by Andrew Song
Having finally grown accustomed to Caen, we spent another day exploring and enjoying the various attractions of the city. As usual, I woke up around 7 o’clock in the morning (no later than a regular RL day) to find some classic French bread and yaourt (yogurt) waiting for me at breakfast. After finishing such a delicious meal, my mom brought me to the university where the whole class participated in a game of hacky-sack (a game where you use your legs and feet to keep a small, soft "sack" in the air) before our classes started. In the first half of class, Prof. Laurent asked us to create imaginary scenes between our made-up characters who had supposedly fought in WWII. We were to pretend that our characters had had conversations in a camp before "D-Day" when the Americans stormed the beaches of Normandy. Our group’s (Devin, Chris, Nick, and I) character, "Malik Jean-Claude," (6’9" 285 lbs) spoke deeply about his concerns and his fears about the intense, brutal combat that was sure to happen in the coming battle. Once the groups had finished their abstract conversations, we all practiced how we would them act them out. We then decided to present them to each other on the following day and proceeded to the next part of class.

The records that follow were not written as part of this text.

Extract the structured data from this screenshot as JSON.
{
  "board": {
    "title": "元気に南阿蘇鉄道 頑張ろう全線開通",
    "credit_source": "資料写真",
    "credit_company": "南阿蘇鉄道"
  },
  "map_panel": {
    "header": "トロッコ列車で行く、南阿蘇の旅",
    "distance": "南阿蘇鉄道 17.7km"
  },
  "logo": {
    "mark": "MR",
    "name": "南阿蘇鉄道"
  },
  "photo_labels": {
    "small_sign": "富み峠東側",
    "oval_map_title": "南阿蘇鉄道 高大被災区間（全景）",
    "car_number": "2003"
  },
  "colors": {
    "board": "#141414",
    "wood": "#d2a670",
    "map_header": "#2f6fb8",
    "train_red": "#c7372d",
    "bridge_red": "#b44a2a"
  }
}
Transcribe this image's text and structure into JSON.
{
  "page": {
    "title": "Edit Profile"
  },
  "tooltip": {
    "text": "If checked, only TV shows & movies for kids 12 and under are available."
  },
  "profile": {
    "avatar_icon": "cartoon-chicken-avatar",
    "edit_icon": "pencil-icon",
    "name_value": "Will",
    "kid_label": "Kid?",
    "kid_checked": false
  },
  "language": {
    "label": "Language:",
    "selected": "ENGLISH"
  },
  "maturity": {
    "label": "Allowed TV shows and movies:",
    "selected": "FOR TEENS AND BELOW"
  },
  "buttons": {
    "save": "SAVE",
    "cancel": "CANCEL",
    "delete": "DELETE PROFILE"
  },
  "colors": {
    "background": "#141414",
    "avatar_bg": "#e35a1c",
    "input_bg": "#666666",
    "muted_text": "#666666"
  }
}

In the second part of class, we moved on to talk about various events and experiences from WWII. We focused on the pain and suffering that the war had caused on everyone, especially on the French and on their children. We discussed the war’s great influence on daily life, showing that clearly no one would have been able to lead an ordinary life during those times. By acquainting ourselves with the severe circumstances of WWII, we continued to deepen our understanding of the importance of "D-Day" as well as to preview our trip this Saturday to the beach where the battle took place.
After eating lunch at the university restaurant, we watched "Saving Private Ryan" in French with French subtitles. Although it was difficult at first to get used to Tom Hanks, Vin Diesel, and Matt Damon speaking in foreign voices, we eventually managed and appreciated the film greatly. Through Spielberg’s adaptation of "D-Day," we were able to obtain a better sense of the atrocities and the sacrifices that occurred on the beach that day. As a class, we understood the movie pretty well, although at some points the characters used expressions that were completely unknown to us.
Once we finished the film, we had a lot of free time before we had to be home for dinner. Part of the group went into the center of town to look through the plethora of little shops and cafés. The other group (Hamilton, Chris, Devin, Ryan, and I) finally found a gym after a long search through the city. Everyone returned home exhausted having spent a long day filled with activities. I think I speak for the whole group when I say that both speaking and understanding the language have become much easier as we spend more time in France. We are all having less trouble speaking to our parents and to strangers, as we do not just simply nod or say "oui" to everything they say. Our goal now is to perfect the voice inflection which the French use so effortlessly. We look forward to spending another few weeks enjoying the exquisite culture in France.